═══ EXTRACTED RECORDS ═══

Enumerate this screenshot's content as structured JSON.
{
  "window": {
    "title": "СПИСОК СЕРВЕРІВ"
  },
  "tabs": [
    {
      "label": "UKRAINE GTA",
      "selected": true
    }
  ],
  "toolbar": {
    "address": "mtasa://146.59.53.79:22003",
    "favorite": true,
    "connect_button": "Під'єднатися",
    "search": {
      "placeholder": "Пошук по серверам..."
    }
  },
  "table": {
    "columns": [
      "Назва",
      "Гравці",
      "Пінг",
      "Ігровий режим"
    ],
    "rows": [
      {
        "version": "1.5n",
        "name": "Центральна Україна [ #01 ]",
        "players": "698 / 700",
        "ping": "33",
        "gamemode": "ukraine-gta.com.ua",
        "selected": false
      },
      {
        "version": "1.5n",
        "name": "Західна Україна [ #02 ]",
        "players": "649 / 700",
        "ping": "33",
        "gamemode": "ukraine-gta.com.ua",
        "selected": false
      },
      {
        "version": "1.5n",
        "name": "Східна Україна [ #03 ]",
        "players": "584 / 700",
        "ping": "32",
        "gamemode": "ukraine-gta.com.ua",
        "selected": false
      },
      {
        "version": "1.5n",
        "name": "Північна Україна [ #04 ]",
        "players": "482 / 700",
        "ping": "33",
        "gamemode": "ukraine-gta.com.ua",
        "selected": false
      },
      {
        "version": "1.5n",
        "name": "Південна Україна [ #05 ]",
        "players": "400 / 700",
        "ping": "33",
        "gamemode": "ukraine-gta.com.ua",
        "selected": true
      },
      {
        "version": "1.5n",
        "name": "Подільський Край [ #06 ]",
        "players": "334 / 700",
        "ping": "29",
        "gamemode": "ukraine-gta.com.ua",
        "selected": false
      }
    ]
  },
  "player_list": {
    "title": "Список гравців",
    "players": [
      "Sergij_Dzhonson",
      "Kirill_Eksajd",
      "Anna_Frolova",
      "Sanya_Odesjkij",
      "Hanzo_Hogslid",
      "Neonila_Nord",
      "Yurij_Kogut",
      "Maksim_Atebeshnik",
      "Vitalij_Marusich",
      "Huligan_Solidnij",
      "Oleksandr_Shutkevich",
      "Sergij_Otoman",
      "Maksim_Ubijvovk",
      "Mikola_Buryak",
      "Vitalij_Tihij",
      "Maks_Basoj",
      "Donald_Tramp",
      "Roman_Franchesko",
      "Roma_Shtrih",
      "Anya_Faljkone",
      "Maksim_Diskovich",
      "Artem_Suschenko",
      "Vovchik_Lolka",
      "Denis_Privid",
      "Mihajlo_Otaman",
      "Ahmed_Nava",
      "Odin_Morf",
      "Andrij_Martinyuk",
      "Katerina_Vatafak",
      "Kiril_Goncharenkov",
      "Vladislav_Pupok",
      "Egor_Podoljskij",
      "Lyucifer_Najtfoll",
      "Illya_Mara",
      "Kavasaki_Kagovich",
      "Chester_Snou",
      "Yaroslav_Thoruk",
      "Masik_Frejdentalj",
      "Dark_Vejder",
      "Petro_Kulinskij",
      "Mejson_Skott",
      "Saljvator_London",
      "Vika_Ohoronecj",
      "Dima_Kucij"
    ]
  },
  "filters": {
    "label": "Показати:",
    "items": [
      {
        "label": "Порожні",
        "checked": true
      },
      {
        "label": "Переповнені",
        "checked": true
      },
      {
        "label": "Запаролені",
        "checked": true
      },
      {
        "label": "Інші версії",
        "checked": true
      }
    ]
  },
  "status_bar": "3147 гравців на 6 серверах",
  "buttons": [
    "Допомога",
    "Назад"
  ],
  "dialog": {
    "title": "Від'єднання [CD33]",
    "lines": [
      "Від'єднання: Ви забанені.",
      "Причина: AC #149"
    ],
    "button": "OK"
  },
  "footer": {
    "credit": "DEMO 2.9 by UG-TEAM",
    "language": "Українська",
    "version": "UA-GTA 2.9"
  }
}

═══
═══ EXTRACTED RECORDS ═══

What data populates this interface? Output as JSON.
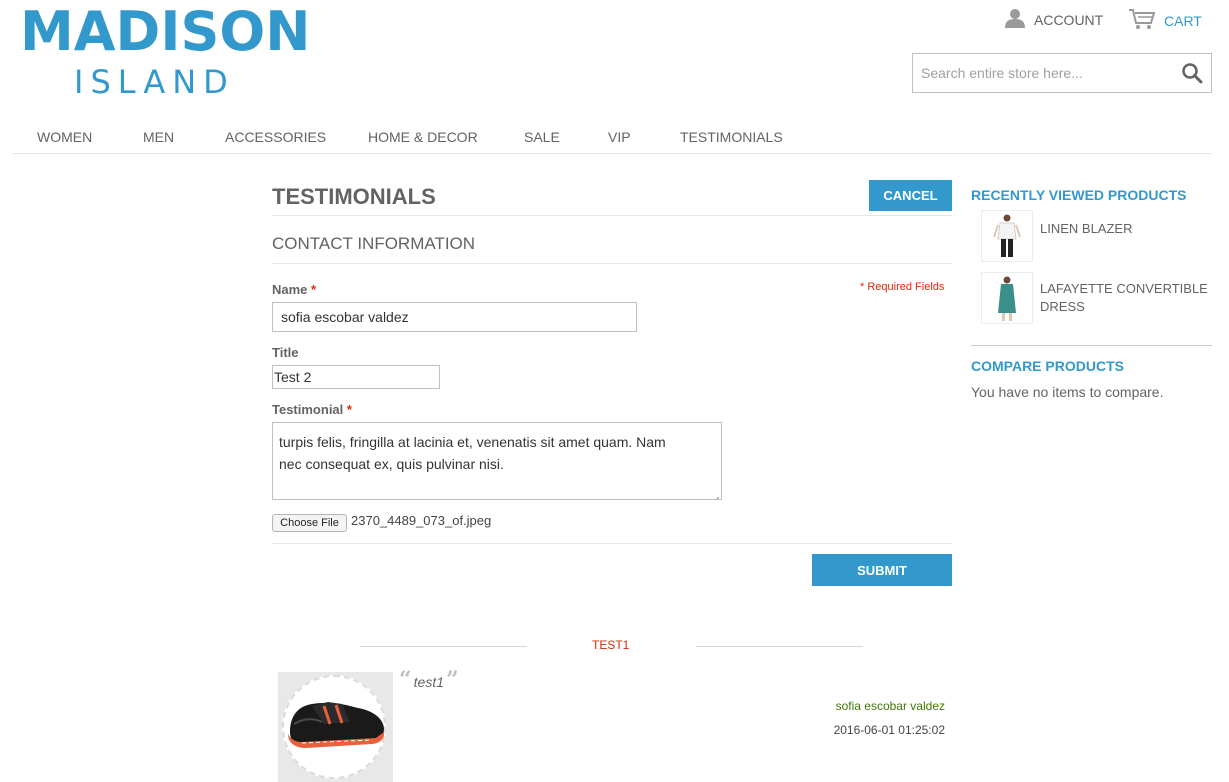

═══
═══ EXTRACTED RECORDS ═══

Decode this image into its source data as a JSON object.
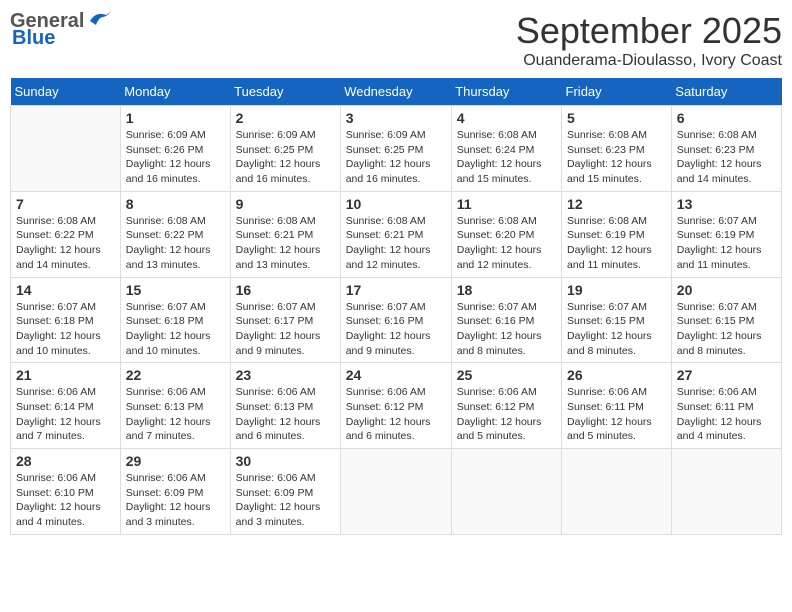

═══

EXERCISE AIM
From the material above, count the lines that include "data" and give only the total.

TASK ANSWER
2